Thursday, April 30, 2009


If I even have any regular readers who are outside my close circle of friends, you must be wondering why I haven't been posting much lately. Well, I've been working my ass off to get a collaborative blog up called GamesPlusBlog. For now, it's just a blog with a few writers. We're still ironing out the design and functionality but hopefully, it'll grow.

My game writing will be moving to the new site. What will become of GameConn? I'm not sure. Maybe I'll make it a life blog. Ya'll wanna hear about cooking, music and programming?

Wednesday, April 15, 2009

Uuugh, BRAID.

Thinking with time is a lot harder than thinking with portals. Maybe it's difficulty isn't as elegantly balanced as Portal's but that was probably not Jonathan Blow's intention. I can't seem to take more than an hour of this game without getting a headache.

Wednesday, April 8, 2009

Fallout 3's ending

(Spoilers: This post discusses Fallout 3's missions and ending.)

Versus CluClu Land discusses the nature of our "domination" of games. Why can't I be this smart?

The articles got me thinking. Did Fallout 3's ending incite such ire because it violated the player's dominance of the game? The majority of mission outcomes are very much under the player's control.

Before reaching the end of the game, players decide the fate of Megaton, consider President Eden's ultimatum and make countless other choices. Is there any doubt players came to expect complete control over their game? But the ending effectively stripped all of that control from the player. What was a game so easily dominated and at the whim of the player suddenly and linearly forces him into death for sake of the story. What was such an ending doing in this game? The ending is so at odds with the open ended nature of the game that, even if the player possessed an unavoidable alternative to dying, the game bends over backwards to force you to die.

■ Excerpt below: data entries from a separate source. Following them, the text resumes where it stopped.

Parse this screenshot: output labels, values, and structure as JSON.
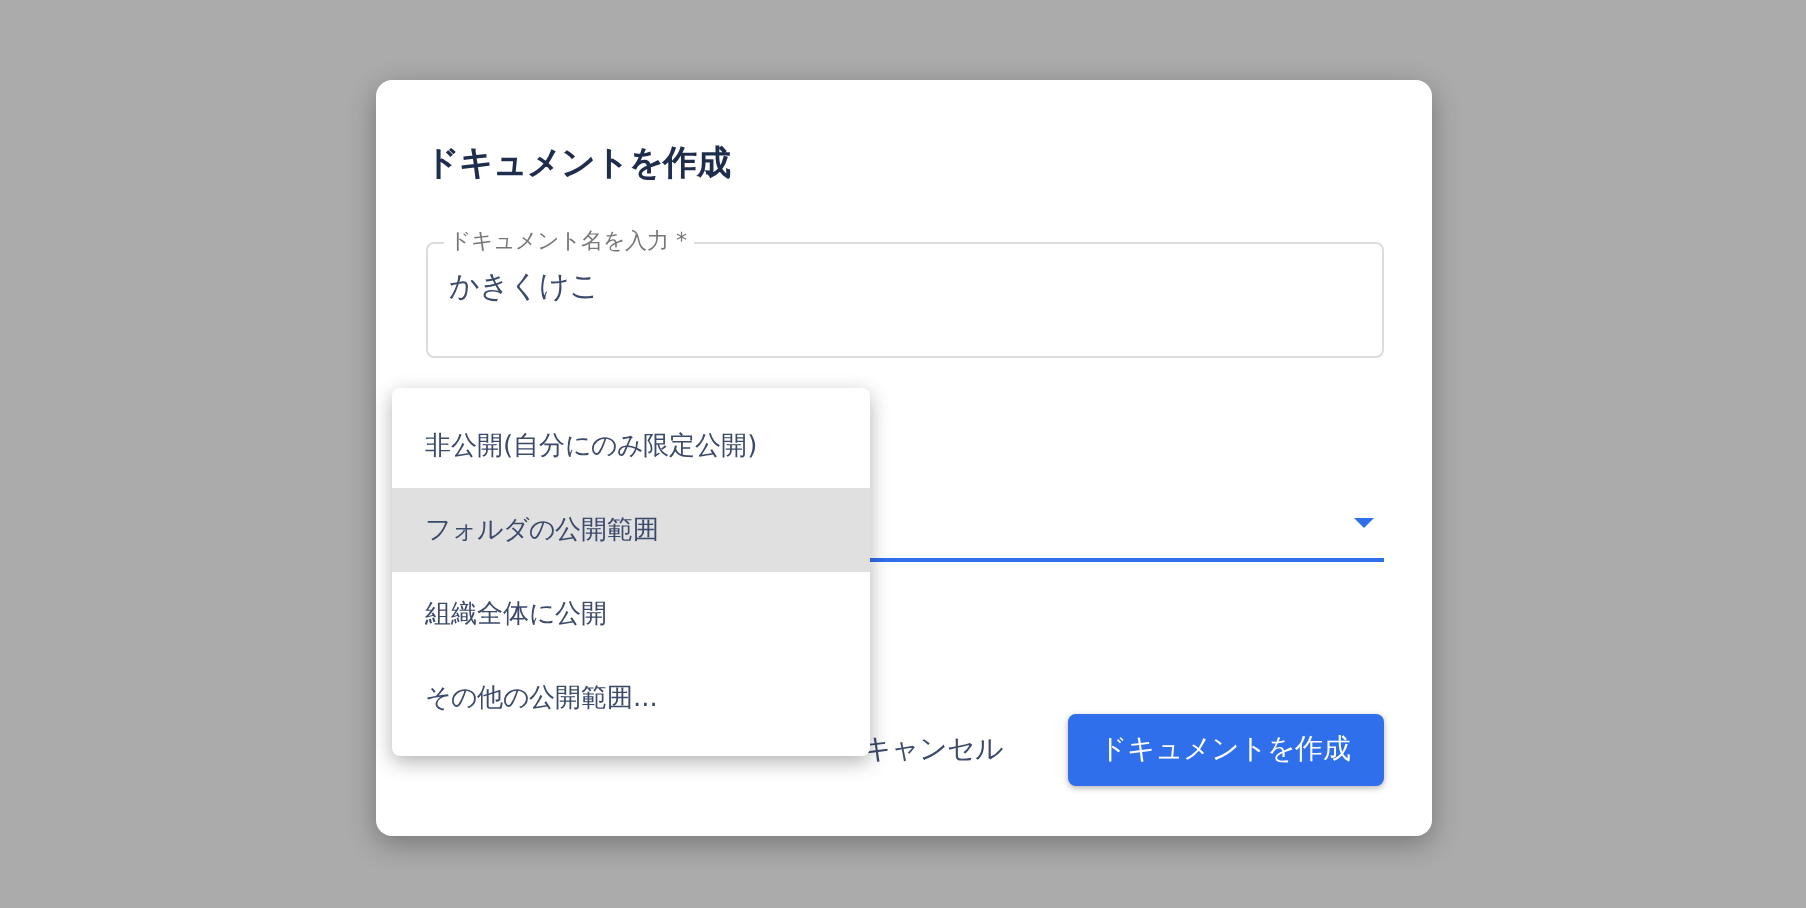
{
  "dialog": {
    "title": "ドキュメントを作成"
  },
  "name_field": {
    "label": "ドキュメント名を入力 *",
    "value": "かきくけこ"
  },
  "visibility_select": {
    "focused": true
  },
  "menu": {
    "items": [
      {
        "label": "非公開(自分にのみ限定公開)",
        "selected": false
      },
      {
        "label": "フォルダの公開範囲",
        "selected": true
      },
      {
        "label": "組織全体に公開",
        "selected": false
      },
      {
        "label": "その他の公開範囲...",
        "selected": false
      }
    ]
  },
  "buttons": [
    {
      "label": "キャンセル",
      "kind": "text"
    },
    {
      "label": "ドキュメントを作成",
      "kind": "primary"
    }
  ]
}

I can imagine meetings where developers argued about this ending. It makes sense, poetically. One could argue, perhaps pretentiously, that sacrificing the player’s character symbolizes the significance of his sacrifice and the impact of death. And the way the G.E.C.K.’s code was used managed to illicit an emotional response from me. In that way, Fallout 3’s main quest line succeeds. But we have to wonder if it was in the right game.